There’s no single PaaS for everyone. Even the definition of this cloud computing service model is quite vague today. Commonly, it is described as a cloud hosting platform with a set of deployment and scaling automation, application management and DevOps tools that can be run on shared infrastructure or on-premise. Also, PaaS eliminates the complexity of building and maintaining the underlying infrastructure. Let’s see how PaaSes differ through the prism of their use cases and supported technologies, and how to determine which one will meet specific needs.
Let’s take a closer look and analyze Platform-as-a-Service solutions from several angles:
Purpose-Driven Categories of PaaS
Today’s PaaS vendors bring innovative approaches to application development and their hosting in the cloud by providing various tools built specifically for a particular service. Considering use cases hosted within Platform-as-a-Service solutions, we can break down PaaS offerings into three broad categories: general-purpose, emerging and specialized.
General-purpose platforms are widely chosen for traditional stateful web and N-tier applications thus offering “lift-and-shift” approach for migrating existing workloads. In addition, this PaaS type is timely expanding with modern technologies that meet the needs of stateless cloud-native applications and microservices, and help to develop new scalable and fault-tolerant services.

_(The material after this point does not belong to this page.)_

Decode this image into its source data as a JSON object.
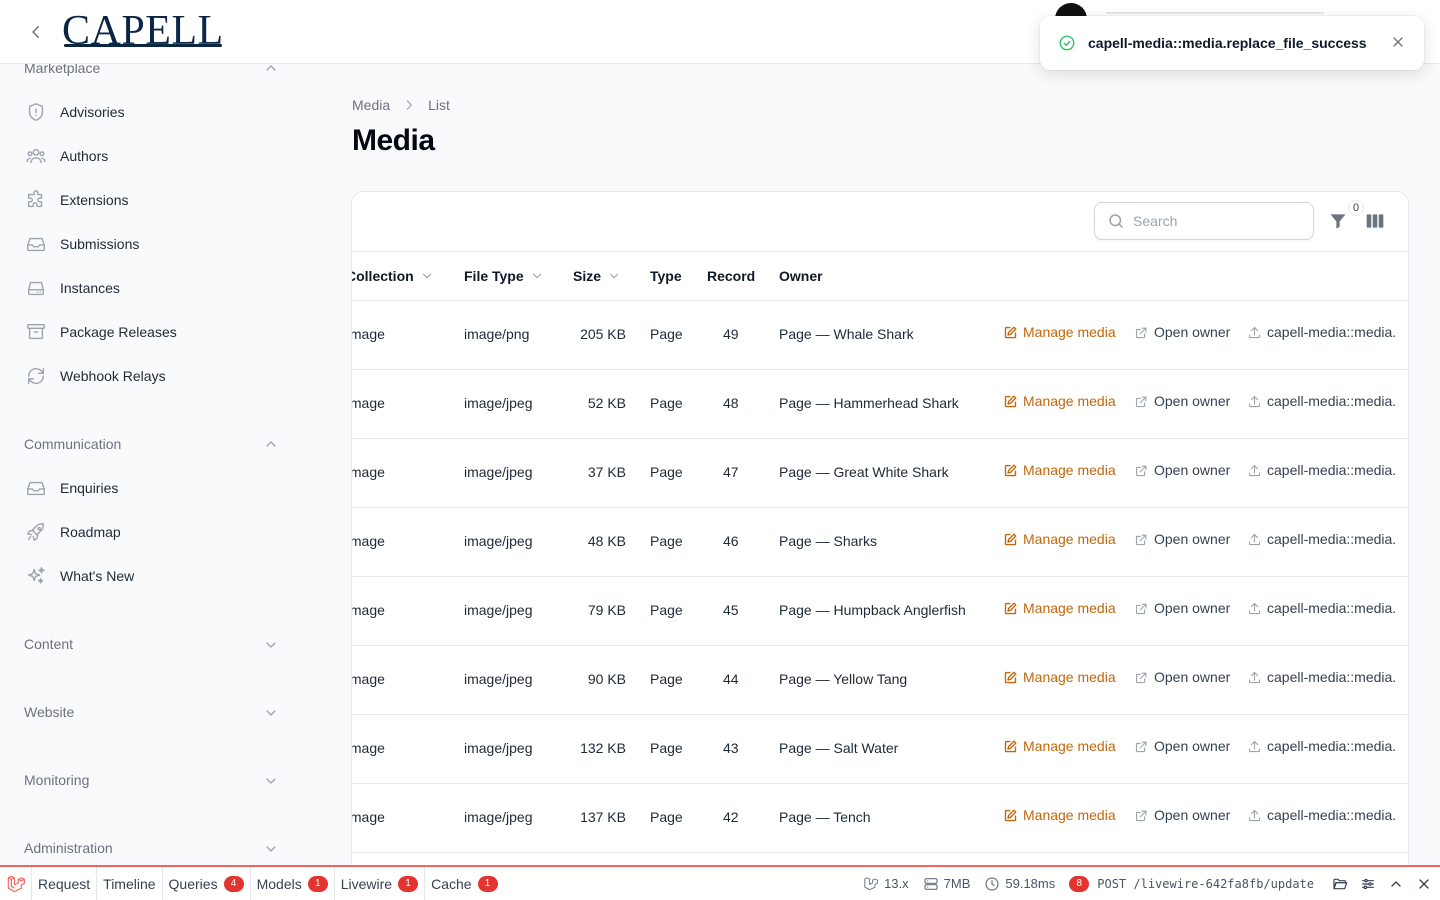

Emerging PaaSes bring new approaches to the market. They are commonly used for development of independent services based on emerging technologies such as serverless, distributed event processing, machine learning frameworks, and others.
Specialized platforms focus on narrow niche use cases but with high demand on the market. Such products have proved to be effective in different directions including e-commerce, big data processing and business applications. Often, these platforms are transformed into subcategories such as CMSaaS, eCommerce-as-a-Service, DBaaS, BPaaS, etc.

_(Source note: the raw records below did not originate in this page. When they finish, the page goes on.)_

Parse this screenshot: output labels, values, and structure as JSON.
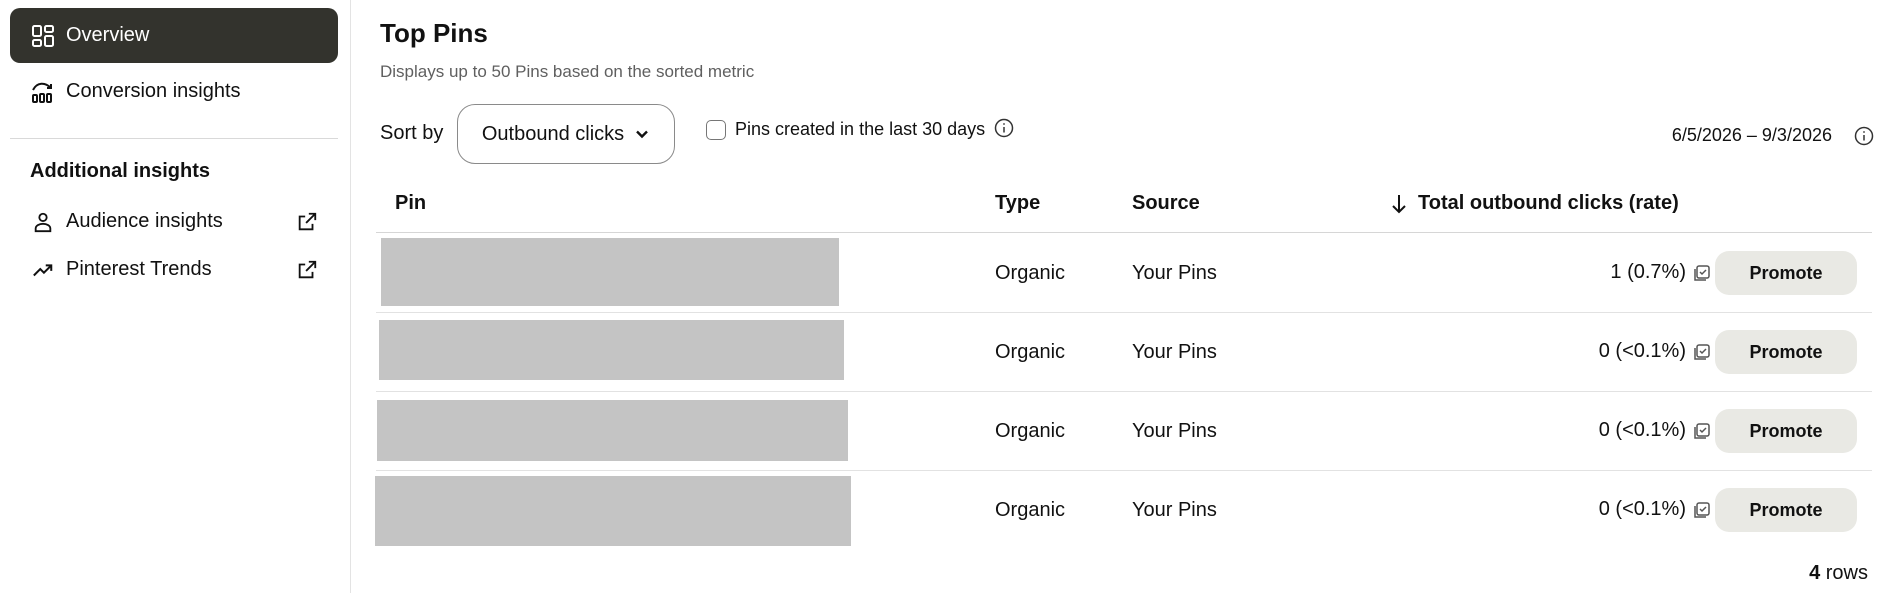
{
  "sidebar": {
    "items": [
      {
        "label": "Overview",
        "icon": "dashboard-icon",
        "active": true
      },
      {
        "label": "Conversion insights",
        "icon": "conversion-chart-icon",
        "active": false
      }
    ],
    "section_title": "Additional insights",
    "additional": [
      {
        "label": "Audience insights",
        "icon": "person-icon",
        "external_icon": "external-link-icon"
      },
      {
        "label": "Pinterest Trends",
        "icon": "trend-arrow-icon",
        "external_icon": "external-link-icon"
      }
    ],
    "active_bg": "#33332d"
  },
  "main": {
    "title": "Top Pins",
    "subtitle": "Displays up to 50 Pins based on the sorted metric",
    "sort_label": "Sort by",
    "sort_value": "Outbound clicks",
    "checkbox_label": "Pins created in the last 30 days",
    "checkbox_checked": false,
    "date_range": "6/5/2026 – 9/3/2026",
    "table": {
      "columns": [
        "Pin",
        "Type",
        "Source",
        "Total outbound clicks (rate)"
      ],
      "sort_indicator": "arrow-down-icon",
      "rows": [
        {
          "type": "Organic",
          "source": "Your Pins",
          "metric": "1 (0.7%)",
          "action": "Promote"
        },
        {
          "type": "Organic",
          "source": "Your Pins",
          "metric": "0 (<0.1%)",
          "action": "Promote"
        },
        {
          "type": "Organic",
          "source": "Your Pins",
          "metric": "0 (<0.1%)",
          "action": "Promote"
        },
        {
          "type": "Organic",
          "source": "Your Pins",
          "metric": "0 (<0.1%)",
          "action": "Promote"
        }
      ]
    },
    "rows_count": "4",
    "rows_suffix": " rows"
  }
}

Abstraction Levels of PaaS
PaaS solutions are increasingly focused on full-cycle automation of application deployment and delivery processes. This helps developers to focus more on application design and its implementation instead of time consuming routine or complex tasks, such as server and storage configuration, application and infrastructure security, auto scaling, load balancing, and so on.
There can be considered three levels of PaaS abstraction: low, mid and high.
Low abstraction level platforms, especially Container-as-a-Service (CaaS) solutions, provide DevOps teams with deep access to infrastructure configurations, as well as granular control over containers and various platform services (e.g. service discovery, logging, security and load balancing).
Mid abstraction has the primary goal to let developers code without headache of infrastructure configuration and management. These platforms give developers access to a wide range of integrated and optimized development frameworks, middleware software stacks, APIs and services completely abstracted from CaaS and IaaS deployment properties. Very often such PaaS solutions provide automatic scaling, load balancing, high-availability, backup, disaster recovery, CI/CD, and other application lifecycle management features out-of-box.
High abstraction solutions are aimed to abstract even coding process to increase the application delivery speed and reduce the cost of innovations. In this case, developers get the entire technology stack but with full abstraction of application, platform and infrastructure levels. It helps to boost performance of team members and reduce requirements to their technical skills.
Functionality and Services Integrated to PaaS
In order to automate the application lifecycle management processes, PaaS represents a collection of configuration tools, continuous integration and delivery services, connectors and plugins to popular IDEs.
We can highlight three main approaches in this category:
PaaSes concentrated on providing tools and services for deployment automation offering “one-click” or “git-push” functionality, as well as pre-configured environments for code building, continuous integration and project management tools.
Cloud platforms focused on infrastructure configuration, health and availability monitoring, security and performance checks, cost optimization, as well as offering automation and services related to upgrades and maintenance.
Container management platforms offering functionality to solve challenges of containerization process and implementation of cloud-native approach for existing or new applications. Many PaaS vendors now offer CaaS as an integral component of their products, further reinforcing the view of PaaS as a collection of different DevOps tools.
Make the PaaS Choice
There are several important points that should be considered before selecting a PaaS for a company.
Above all, analyze if the chosen PaaS supports the technologies, middleware stacks and programming languages used by development teams today or planned to be used in the future.
The next point to consider is vendor and data lock-in. Despite the benefits some PaaSes offer, the access to the application itself and used middleware stacks can be very limited due to proprietary design of tools and services. This aspect affects application portability. So migration to any other cloud or implementing multi-cloud interoperability approach becomes a real challenge. The same issue applies to the stored data. Ensure that PaaS provider allows to import/export data easily without any lock-in.
They say there’s no “one-size-fits-all” technology for every project but in modern cloud world with all integrations and interconnections available the borders between specific products are blurring.